:: Work required ::
Your answer should repeat every line of the records below in which the word "captive" appears.

:: Listed records ::
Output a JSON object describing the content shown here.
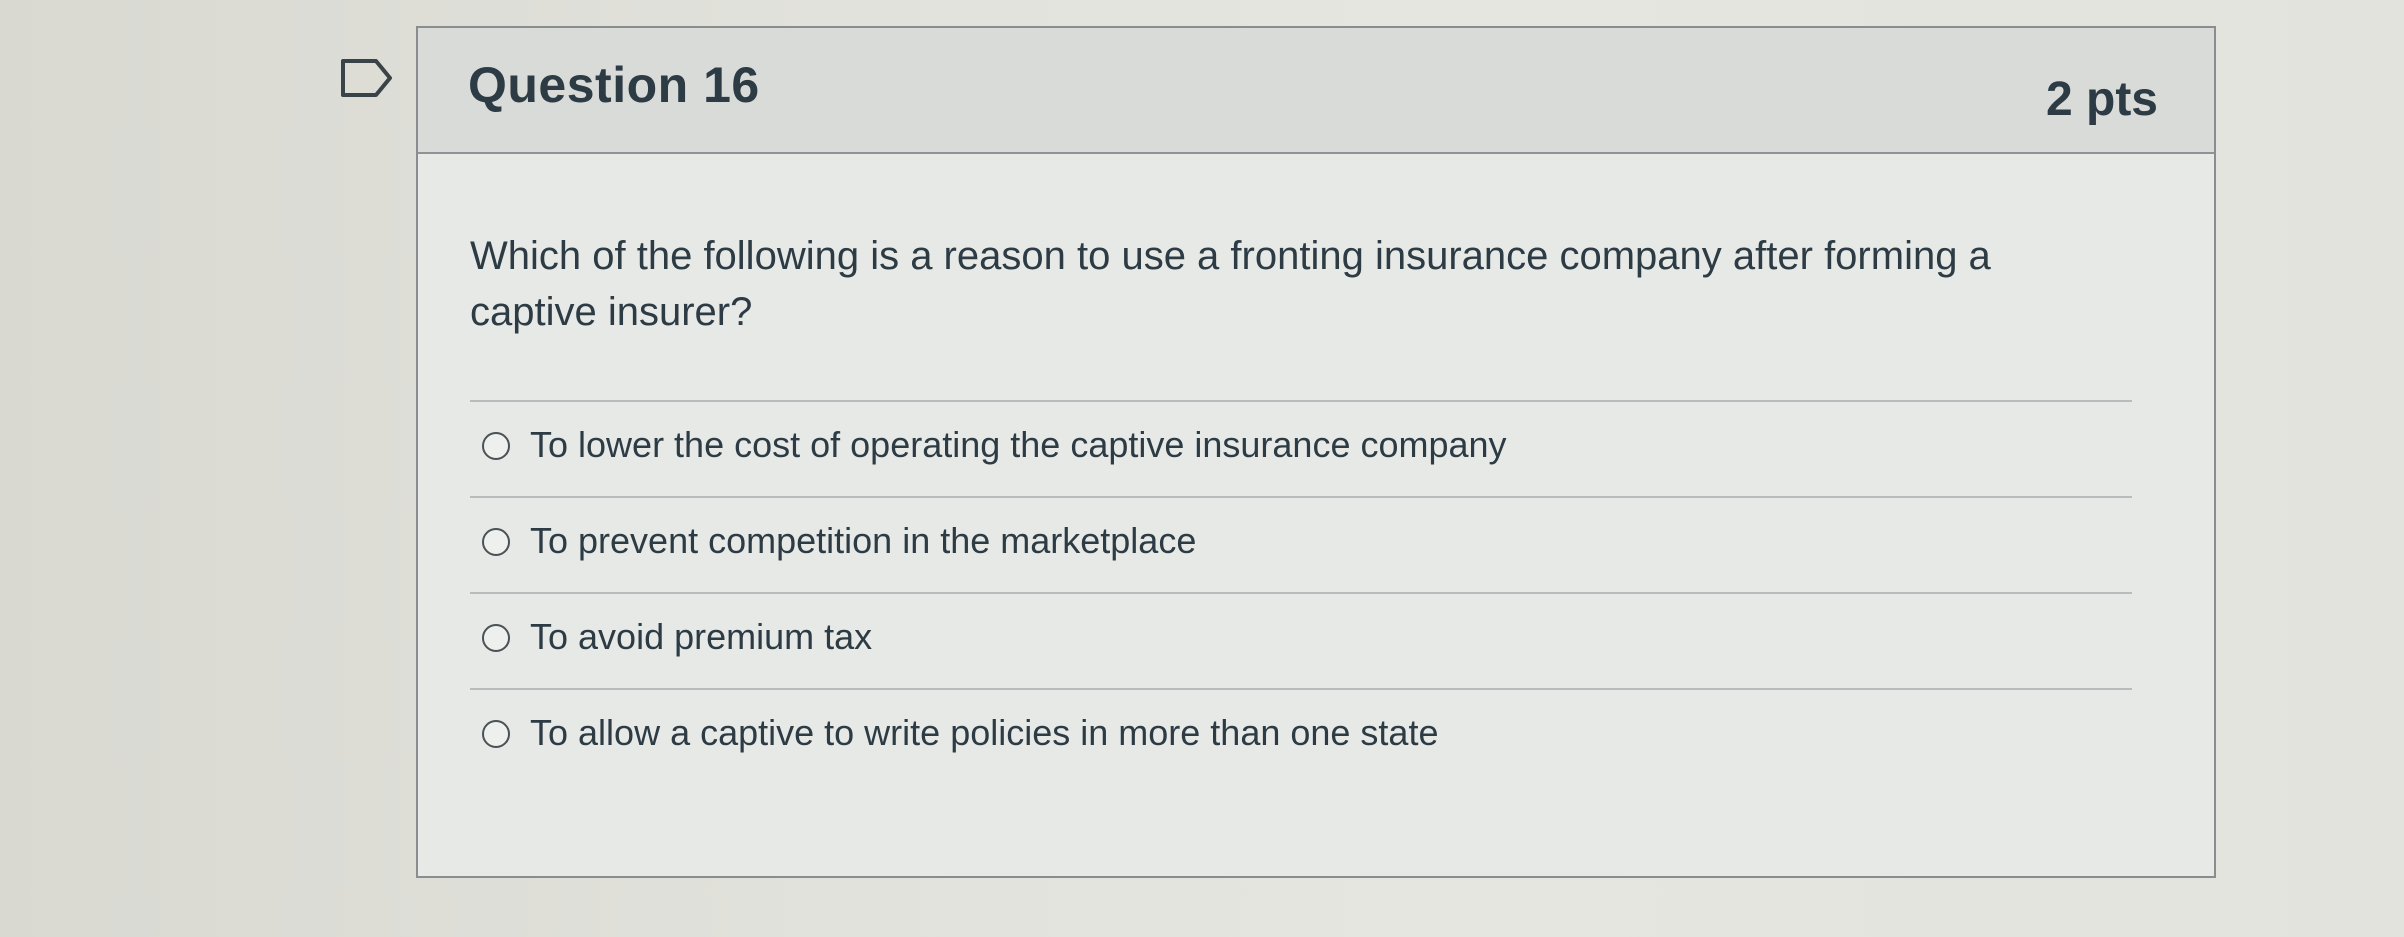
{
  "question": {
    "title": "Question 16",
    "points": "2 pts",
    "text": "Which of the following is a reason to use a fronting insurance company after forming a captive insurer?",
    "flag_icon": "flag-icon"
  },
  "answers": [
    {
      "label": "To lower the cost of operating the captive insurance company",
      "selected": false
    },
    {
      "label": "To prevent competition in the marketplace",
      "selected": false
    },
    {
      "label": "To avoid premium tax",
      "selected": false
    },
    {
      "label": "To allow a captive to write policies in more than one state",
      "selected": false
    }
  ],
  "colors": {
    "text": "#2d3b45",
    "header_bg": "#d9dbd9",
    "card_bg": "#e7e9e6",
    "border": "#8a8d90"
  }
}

:: Task output ::
    "text": "Which of the following is a reason to use a fronting insurance company after forming a captive insurer?",
      "label": "To lower the cost of operating the captive insurance company",
      "label": "To allow a captive to write policies in more than one state",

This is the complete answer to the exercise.